- DON’T care about calories. If you need an entire bag of dark chocolate while you finish a paper, so be it.
- DON’T turn in assignments late unless it’s an emergency. It’s rude, uncalled-for, and I raised you better.
- DON’T be afraid to swim upstream when everyone else is swimming down. You’ve certainly made your own path up until now…Keep following your heart.
- DON’T be a “nice girl.” Say what’s on your mind and speak up for those who can’t.
- DON’T get too big for your britches. There will be lots of people who have more and lots who have less. Be grateful.
- DON’T Tattoo. Your. Face. It needed to be said. — DON’T ever forget how very much I love you.
From daughter to mom. Verbatim…
- DO Ask how classes are. (So far, so good.)
- DO Ask how my girlfriend is. (I can dig it.)
- DO You can send letters if you would like. (Hey, I like.)
- DO Ask what’s new, just an update on stuff. (This is going well.)
And then she says,
“I don’t know more than four.” (And…starting to roll downhill.)
- DON’T get upset when I can’t talk or I don’t respond because I’ll be busy. (Okay, I can roll with that. To a point.)
- DON’T contact my professors. (Okay okay, a little blunt, but okay.)
- DON’T absolutely pester me about grades because I know they are important. (And back down the hill.)
- DON’T hover over me considering I’m an adult. (Full throttle down.)
A few final thoughts from the mom
I’m primarily unscathed, and it teaches this mother a lot. I needed these reminders:
1. My daughter is fiercely independent. And I couldn’t be happier.
2. She may have a neurological problem since I’ve always said grades don’t matter if she’s done her best.
3. She has faith in the US Postal Service.
4. She’s concerned about the safety of others. Although her professors have probably met a Mama Bear before, they probably haven’t seen the Queen Bear.
5. She has complete confidence in my hovering capabilities.
You may want to try creating some Dos and Don’ts for your college-bound offspring. The process will open your eyes, and they’ll see how much you care about their foray into the world.
Just think, you’ll have a blueprint for how to act and react (instead of crying into your coffee as you clutch their Senior picture.)
Ask when they’re in a good mood if they’ll write this list for you. Just because. Or pull the card I’m experienced at showing — the trump card. If they ask why, say, ”Because I’m your mother.”
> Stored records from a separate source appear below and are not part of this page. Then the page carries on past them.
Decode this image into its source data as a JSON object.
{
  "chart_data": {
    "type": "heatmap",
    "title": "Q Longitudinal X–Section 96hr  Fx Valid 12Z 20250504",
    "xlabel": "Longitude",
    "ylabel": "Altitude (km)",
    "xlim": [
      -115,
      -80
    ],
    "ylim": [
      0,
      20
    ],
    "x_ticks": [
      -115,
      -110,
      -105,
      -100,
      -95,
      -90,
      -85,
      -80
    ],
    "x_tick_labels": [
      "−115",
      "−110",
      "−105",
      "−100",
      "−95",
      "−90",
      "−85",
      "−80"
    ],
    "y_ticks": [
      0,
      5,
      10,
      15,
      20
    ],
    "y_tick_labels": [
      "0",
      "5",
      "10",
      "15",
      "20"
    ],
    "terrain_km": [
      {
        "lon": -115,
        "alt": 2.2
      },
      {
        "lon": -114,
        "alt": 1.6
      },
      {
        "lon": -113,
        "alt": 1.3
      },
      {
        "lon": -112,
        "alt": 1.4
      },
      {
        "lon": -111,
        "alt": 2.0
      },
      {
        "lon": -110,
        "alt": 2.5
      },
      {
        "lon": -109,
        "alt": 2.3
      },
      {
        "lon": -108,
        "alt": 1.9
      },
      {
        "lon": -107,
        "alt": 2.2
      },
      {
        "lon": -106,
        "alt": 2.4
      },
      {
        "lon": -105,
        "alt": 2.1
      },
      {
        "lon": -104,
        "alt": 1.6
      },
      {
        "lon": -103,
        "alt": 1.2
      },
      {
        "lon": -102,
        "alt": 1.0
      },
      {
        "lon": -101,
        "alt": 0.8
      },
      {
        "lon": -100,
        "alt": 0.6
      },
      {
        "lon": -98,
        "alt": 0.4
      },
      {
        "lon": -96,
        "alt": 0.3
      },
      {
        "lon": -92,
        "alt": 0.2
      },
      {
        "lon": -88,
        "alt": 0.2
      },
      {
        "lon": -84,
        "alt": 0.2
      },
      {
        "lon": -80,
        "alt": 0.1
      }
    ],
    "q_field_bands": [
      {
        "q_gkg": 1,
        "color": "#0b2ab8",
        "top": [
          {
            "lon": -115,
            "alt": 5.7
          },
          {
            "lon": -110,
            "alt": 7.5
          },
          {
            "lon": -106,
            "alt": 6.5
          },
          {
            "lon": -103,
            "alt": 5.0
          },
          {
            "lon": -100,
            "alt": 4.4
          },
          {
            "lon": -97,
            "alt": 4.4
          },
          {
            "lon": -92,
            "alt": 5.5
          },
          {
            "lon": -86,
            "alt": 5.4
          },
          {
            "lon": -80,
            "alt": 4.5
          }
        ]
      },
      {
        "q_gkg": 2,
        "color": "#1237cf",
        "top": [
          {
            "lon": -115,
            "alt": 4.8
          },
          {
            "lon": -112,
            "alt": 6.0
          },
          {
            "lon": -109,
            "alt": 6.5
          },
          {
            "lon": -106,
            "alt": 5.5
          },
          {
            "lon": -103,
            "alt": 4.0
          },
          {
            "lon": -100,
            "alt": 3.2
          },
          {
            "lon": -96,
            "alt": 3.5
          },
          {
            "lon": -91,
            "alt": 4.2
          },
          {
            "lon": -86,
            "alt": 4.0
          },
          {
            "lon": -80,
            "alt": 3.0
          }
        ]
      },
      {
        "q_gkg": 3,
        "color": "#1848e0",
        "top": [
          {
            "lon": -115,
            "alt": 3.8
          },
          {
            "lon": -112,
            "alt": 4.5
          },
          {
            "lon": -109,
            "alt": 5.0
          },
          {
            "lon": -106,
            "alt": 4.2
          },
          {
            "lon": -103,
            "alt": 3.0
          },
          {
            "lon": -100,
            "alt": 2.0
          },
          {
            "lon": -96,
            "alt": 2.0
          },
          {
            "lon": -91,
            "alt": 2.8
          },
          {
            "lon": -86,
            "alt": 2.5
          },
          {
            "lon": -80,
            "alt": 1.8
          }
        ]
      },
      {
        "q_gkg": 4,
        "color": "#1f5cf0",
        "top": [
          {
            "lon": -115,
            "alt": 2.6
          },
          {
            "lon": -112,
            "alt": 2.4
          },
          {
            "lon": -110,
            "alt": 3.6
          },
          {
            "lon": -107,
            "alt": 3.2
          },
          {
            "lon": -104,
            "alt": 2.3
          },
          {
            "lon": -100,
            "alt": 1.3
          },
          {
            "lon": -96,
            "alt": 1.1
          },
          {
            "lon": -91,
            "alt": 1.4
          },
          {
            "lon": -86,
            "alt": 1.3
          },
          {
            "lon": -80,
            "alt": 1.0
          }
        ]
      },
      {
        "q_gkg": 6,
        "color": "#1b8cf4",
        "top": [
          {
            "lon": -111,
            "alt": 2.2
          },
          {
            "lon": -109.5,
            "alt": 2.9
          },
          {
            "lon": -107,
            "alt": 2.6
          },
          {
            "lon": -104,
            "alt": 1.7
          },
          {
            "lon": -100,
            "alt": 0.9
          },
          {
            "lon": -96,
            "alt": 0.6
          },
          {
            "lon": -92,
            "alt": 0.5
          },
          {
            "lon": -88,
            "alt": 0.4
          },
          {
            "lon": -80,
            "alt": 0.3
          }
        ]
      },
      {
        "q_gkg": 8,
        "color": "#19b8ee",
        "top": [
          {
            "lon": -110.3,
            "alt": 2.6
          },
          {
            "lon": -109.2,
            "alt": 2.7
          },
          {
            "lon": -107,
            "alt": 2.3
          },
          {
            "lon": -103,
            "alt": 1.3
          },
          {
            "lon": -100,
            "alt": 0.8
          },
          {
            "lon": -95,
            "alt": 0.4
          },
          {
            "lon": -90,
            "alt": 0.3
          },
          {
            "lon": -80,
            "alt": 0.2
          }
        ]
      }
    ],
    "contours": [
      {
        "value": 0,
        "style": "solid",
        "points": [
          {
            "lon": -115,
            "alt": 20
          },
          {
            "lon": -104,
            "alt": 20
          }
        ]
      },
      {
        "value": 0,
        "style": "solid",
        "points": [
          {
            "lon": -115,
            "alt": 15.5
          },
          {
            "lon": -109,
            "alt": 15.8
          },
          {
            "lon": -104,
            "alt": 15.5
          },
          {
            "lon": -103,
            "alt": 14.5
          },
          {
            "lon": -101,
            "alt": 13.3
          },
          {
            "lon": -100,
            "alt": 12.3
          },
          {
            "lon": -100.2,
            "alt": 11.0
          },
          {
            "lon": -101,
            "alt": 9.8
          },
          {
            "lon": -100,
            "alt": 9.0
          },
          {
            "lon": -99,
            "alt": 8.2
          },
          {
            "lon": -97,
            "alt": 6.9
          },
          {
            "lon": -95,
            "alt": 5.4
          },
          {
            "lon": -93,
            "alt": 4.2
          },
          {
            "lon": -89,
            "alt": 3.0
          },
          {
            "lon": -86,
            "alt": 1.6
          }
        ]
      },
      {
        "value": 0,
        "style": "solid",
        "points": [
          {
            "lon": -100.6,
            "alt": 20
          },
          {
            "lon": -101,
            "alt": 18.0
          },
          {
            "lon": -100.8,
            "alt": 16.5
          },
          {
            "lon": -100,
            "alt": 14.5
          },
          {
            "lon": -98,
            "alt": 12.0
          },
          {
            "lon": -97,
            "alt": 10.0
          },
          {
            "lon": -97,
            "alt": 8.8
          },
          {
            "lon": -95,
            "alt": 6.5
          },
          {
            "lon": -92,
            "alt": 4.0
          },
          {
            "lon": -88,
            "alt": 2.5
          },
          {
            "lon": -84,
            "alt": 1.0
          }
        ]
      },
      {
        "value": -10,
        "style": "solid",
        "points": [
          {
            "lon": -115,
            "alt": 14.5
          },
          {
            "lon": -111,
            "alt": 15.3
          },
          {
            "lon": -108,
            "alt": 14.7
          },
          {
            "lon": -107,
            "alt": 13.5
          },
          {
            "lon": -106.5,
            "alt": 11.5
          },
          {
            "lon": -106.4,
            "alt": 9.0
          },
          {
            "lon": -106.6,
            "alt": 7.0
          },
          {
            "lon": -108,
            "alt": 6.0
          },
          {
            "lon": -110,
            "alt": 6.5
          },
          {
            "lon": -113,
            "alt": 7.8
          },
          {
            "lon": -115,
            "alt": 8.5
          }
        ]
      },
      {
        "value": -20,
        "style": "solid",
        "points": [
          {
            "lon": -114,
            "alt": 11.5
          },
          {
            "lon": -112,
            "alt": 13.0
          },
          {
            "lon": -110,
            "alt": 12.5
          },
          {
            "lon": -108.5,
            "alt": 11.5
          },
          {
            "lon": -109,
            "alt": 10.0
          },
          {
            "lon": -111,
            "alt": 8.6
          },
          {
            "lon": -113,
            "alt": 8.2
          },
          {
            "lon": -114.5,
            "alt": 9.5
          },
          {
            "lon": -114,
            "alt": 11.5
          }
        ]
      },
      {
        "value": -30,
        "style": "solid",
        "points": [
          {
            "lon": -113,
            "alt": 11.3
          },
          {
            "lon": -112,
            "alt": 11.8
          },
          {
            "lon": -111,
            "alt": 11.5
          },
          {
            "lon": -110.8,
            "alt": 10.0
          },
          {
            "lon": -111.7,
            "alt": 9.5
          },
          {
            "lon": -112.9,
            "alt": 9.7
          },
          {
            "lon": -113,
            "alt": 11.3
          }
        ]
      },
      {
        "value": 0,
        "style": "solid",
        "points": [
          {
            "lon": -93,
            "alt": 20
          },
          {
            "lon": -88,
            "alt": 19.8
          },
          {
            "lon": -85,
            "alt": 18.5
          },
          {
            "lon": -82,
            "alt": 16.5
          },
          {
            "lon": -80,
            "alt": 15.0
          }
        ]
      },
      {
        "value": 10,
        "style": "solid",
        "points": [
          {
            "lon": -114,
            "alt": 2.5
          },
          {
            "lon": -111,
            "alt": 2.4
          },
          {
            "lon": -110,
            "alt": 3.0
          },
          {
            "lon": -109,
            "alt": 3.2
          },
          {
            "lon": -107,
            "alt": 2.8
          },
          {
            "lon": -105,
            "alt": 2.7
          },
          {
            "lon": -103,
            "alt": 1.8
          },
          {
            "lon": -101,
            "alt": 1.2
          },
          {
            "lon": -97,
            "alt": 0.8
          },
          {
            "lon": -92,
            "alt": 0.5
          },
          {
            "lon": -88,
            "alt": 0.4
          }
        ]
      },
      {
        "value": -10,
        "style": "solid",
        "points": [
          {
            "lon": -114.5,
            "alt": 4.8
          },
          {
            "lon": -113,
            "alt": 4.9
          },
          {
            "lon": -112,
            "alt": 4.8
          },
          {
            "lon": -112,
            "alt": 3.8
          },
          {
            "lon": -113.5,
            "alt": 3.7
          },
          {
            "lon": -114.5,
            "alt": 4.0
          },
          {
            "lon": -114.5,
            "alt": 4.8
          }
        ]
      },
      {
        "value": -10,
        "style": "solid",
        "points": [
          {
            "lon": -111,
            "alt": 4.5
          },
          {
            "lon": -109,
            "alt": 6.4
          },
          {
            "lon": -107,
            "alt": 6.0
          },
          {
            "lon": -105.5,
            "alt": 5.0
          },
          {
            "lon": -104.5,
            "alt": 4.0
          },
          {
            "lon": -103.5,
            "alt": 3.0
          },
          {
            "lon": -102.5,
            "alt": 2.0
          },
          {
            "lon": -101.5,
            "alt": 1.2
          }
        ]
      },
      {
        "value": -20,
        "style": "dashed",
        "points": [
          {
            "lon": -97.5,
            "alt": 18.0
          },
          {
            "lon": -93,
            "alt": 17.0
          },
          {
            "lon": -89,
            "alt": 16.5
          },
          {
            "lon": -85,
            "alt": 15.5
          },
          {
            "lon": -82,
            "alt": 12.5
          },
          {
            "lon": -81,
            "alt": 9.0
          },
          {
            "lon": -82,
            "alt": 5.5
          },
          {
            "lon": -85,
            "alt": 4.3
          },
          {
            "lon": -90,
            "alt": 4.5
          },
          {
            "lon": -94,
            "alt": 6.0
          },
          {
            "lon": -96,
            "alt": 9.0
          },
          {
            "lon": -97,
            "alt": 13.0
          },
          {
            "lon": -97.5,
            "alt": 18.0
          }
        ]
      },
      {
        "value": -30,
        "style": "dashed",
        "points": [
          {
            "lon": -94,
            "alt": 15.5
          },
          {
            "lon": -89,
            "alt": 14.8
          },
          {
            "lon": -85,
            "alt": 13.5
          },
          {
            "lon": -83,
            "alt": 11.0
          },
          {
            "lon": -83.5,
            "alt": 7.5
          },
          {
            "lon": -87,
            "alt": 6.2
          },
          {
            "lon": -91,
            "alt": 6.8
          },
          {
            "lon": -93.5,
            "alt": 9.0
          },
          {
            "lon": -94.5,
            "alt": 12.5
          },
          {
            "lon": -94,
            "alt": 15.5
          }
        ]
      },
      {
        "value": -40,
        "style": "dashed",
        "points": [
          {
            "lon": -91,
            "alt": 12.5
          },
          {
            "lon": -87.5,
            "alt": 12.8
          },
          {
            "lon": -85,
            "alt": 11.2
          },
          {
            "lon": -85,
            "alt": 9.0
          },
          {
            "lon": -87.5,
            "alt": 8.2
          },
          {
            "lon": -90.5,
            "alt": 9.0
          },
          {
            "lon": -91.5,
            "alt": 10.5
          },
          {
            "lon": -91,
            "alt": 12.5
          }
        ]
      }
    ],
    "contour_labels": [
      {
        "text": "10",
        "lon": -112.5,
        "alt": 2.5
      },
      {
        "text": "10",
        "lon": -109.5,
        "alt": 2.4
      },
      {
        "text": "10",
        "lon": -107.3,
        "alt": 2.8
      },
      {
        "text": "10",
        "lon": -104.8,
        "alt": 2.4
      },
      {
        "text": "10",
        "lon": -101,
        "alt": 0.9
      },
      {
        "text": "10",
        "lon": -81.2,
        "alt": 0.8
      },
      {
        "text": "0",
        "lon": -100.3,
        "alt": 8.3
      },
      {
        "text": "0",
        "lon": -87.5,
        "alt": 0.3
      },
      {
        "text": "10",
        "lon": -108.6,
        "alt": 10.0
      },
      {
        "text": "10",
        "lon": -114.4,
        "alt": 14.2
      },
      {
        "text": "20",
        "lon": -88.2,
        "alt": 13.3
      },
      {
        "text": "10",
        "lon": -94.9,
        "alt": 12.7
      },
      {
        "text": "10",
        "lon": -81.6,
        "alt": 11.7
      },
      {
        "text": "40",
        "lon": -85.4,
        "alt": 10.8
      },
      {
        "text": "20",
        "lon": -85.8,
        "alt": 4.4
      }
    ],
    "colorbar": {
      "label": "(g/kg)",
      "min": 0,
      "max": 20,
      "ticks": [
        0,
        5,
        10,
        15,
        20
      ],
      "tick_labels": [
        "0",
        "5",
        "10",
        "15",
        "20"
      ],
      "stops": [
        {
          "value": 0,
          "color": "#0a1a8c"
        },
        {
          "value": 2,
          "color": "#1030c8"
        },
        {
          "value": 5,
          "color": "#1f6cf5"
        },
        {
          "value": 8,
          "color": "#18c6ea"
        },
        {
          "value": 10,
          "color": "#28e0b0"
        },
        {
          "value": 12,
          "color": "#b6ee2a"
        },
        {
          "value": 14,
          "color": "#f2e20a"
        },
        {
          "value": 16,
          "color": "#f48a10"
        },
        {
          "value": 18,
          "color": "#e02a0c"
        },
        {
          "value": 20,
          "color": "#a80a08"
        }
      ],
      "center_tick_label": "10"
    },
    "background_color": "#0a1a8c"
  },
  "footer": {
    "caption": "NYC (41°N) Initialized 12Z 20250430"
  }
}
So get the low-down on your kid. Just prepare for the impact when you read their list and then, follow through with what they’re asking. Listening is the parents’ super power. After all, you’re dealing with an adult now.
More Great Reading:
The Adulting 101 Syllabus: 20 Life Skills I’m Teaching My Teens